The authors define "evolutionary species" as a population that evolves independently from others, meaning that genotypes can't cross the line between two evolutionary species. In the term "evolutionary species," I'd put the emphasis on the word species.
Yes, all species are evolutionary, but not all evolutionary entities are species.
Why would anyone doubt that asexual organisms can split into evolutionary species? The article says that sexually reproducing organisms can diversify but also experience cohesion within groups, and "asexuals might not diversify into distinct species, because there is no interbreeding to maintain cohesive units above the level of the individual." Distinct
is the key word in that sentence. Now, if asexuals have no source of cohesion (including homologous recombination), then they don't have a good way to form truly independent subpopulations, and they can diversify to the extreme, but yes, a group of (true) asexuals would remain always just one big evolutionary species. These authors and others point out that bacteria do form distinct populations (across which genotypes presumably can't cross), but those results are less convincing because the bacteria in question can all undergo recombination, if not sex proper, and that could induce cohesion. The problem of "one big species" still exists for totally asexual organisms like the rotifers in this study.
Figure 2 in the article http://dx.doi.org/10.1371/journal.pbio.0050087
shows all of these ideas about cohesion, species, populations, and so forth relatively elegantly.
In the end, this study shows that the characteristics of some truly asexual critters fit the model of cohesive, independent clusters better than not, and they also fit a model of selection based on more than just geographic isolation, for example. How do they cohere? Probably by ending up in niches, the authors say. It has always made sense that true asexuals could do this, but it sounds like we had little evidence about whether they did in fact, before this paper.
Turning to the Times and Slashdot articles, they are both right to point out that it's interesting that organisms can replicate themselves asexually for so long and still compete with sexual reproducers, but they don't emphasize why
that's interesting. The comments are right to point out that both sexual and asexual reproduction can generate diversity, so that's not why asexuals are interesting. They're interesting because they lack the usual source of cohesion and independence. In short, the question was "can organisms diversify and cohere
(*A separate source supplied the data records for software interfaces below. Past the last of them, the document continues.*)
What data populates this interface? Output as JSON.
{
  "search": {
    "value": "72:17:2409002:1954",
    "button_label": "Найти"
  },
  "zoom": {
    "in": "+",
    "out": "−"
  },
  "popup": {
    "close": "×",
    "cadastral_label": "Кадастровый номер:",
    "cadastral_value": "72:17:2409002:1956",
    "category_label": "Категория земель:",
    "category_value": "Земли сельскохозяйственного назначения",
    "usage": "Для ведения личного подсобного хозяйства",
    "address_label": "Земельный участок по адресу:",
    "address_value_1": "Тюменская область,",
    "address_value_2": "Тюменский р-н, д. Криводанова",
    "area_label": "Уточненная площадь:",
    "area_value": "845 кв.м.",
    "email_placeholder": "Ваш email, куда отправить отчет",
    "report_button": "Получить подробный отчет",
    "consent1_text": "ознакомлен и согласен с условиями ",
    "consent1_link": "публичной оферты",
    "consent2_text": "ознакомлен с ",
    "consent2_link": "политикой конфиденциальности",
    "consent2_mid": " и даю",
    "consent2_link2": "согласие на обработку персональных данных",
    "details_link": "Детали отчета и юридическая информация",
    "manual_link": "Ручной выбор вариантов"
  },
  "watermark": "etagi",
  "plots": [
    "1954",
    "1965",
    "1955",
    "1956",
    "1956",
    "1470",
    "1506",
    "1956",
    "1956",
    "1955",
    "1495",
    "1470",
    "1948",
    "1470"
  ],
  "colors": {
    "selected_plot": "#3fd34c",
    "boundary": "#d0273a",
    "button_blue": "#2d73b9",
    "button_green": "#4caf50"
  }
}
into real species or species-like units without any combining of their genes?" The answer is "it looks like it." As an aside, I have to apply a lot of effort to feel good when all tertiary sources seem to miss subtle points like this all the time.